We are a country that looks at the thousands of stories just like Amy and Lane's - stories we have heard and told for decades - and realizes that our American story calls on us to write them a hopeful, happier ending. After all, that's what we've done before.
Half a century ago, America found itself in the midst of another health care crisis. For millions of elderly Americans, the single greatest cause of poverty and hardship was the crippling cost of their health care. A third of all elderly Americans lived in poverty, and nearly half had no health insurance.
As health care and hospital costs continued to rise, more and more private insurers simply refused to insure our elderly, believing they were too great of a risk to care for.
The resistance to action was fierce. Proponents of health care reform were opposed by well-financed, well-connected interest groups who spared no expense in telling the American people that these efforts were "dangerous" and "un-American," "revolutionary" and even "deadly."
And yet the reformers marched on. They testified before Congress and they took their case to the country and they introduced dozens of different proposals but always, always they stood firm on their goal to provide affordable health care for every American senior. And finally, after years of advocacy and negotiation and plenty of setbacks, President Lyndon Johnson signed the Medicare bill into law on July 30th of 1965.
The signing ceremony was held in Missouri, in a town called Independence, with the man who issued the call for universal health care during his own presidency - Harry Truman.
And as he stood with Truman by his side and signed what would become one of the most successful government programs in history - a program that had seemed impossible for so long - President Johnson looked out at the crowd and said, "History shapes men, but it is a necessary faith of leadership that men can help shape history."
Never forget that we have it within our power to shape history in this country. It is not in our character to sit idly by as victims of fate or circumstance, for we are a people of action and innovation, forever pushing the boundaries of what's possible.

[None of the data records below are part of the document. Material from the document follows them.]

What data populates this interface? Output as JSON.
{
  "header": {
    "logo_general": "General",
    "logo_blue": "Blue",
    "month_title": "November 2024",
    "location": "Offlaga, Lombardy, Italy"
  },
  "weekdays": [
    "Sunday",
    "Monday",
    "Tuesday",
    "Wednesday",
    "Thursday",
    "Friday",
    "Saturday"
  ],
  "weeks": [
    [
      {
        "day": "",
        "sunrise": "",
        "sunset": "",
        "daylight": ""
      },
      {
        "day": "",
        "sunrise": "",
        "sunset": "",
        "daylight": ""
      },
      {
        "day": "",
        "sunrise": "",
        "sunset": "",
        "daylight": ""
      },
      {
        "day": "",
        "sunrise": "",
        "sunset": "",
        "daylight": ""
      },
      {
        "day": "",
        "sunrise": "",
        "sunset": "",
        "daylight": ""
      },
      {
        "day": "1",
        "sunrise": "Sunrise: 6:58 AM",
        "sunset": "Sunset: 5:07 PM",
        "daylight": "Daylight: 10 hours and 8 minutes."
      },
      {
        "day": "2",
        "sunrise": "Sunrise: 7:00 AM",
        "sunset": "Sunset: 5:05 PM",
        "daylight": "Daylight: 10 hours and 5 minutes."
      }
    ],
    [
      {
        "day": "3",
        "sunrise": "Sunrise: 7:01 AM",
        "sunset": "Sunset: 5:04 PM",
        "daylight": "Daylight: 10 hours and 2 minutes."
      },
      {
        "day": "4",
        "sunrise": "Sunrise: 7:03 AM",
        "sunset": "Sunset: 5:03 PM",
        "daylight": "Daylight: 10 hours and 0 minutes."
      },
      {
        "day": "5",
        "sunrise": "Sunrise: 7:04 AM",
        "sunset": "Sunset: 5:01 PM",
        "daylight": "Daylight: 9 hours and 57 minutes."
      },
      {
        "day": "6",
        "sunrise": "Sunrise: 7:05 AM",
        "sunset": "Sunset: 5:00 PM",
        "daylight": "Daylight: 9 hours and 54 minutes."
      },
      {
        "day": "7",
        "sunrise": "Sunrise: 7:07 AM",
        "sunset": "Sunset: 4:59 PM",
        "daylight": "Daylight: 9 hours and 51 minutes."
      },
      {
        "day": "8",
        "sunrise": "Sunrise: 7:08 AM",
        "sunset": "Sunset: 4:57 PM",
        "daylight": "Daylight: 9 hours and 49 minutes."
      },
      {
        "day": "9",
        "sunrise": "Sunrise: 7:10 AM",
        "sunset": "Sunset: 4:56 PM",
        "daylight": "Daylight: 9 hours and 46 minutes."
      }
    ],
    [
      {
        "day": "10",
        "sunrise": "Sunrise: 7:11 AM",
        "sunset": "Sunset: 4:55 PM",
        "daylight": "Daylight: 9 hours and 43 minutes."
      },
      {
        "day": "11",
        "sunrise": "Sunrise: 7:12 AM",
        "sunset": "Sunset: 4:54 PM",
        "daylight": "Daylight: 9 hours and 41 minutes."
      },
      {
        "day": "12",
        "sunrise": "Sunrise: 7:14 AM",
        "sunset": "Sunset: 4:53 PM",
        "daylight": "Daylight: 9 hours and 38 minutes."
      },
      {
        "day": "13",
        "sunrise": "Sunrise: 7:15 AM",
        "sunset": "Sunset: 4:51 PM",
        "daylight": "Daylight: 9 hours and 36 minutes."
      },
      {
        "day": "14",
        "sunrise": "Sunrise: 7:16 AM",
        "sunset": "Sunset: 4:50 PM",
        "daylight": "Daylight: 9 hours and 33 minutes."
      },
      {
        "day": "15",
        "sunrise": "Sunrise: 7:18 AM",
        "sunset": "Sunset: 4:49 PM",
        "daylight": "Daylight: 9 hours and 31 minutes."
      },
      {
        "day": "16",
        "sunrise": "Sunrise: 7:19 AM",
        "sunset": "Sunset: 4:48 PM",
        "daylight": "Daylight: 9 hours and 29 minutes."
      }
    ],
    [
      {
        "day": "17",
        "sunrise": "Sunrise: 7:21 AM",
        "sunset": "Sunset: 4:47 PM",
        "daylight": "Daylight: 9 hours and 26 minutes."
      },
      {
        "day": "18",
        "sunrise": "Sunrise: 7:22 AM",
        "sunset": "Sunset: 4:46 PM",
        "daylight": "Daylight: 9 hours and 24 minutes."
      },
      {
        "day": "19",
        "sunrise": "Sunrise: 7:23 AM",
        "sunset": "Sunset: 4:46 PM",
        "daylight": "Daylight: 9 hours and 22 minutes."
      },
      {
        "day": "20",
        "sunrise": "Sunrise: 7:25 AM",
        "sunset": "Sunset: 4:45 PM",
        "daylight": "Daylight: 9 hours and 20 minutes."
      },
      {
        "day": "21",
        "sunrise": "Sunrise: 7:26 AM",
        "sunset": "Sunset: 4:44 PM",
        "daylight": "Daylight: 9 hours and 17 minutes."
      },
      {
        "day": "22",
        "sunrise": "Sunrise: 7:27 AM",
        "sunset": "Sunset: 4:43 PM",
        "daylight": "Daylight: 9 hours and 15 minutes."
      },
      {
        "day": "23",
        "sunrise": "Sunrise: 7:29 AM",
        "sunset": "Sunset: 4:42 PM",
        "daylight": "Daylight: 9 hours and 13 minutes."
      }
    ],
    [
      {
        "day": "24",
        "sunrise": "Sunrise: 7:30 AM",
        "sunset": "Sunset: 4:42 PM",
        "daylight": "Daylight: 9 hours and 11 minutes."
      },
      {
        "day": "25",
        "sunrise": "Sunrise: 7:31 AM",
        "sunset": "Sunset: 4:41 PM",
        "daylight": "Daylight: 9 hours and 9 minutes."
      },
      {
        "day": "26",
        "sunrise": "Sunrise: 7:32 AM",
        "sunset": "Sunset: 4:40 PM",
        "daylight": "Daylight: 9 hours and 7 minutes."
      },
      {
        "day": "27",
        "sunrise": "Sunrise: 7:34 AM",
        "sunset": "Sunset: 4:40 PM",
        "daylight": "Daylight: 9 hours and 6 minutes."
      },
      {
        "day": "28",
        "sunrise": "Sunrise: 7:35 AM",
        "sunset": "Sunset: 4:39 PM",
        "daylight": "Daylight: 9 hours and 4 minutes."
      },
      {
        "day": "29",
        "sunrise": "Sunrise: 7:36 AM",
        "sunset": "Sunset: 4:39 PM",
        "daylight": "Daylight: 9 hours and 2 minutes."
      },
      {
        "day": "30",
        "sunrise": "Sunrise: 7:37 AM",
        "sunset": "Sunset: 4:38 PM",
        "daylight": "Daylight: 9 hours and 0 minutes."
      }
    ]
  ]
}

Now is the time to push those boundaries once more. We have come so far in the debate on health care in this country, but now we must finally answer the call issued by Truman, advanced by Johnson, and pushed along by the simple power of stories like the one told by Amy and Lane. The time has come for affordable, universal health care in America. And I look forward to working with all of you to meet this challenge in the weeks and months to come. Thank you.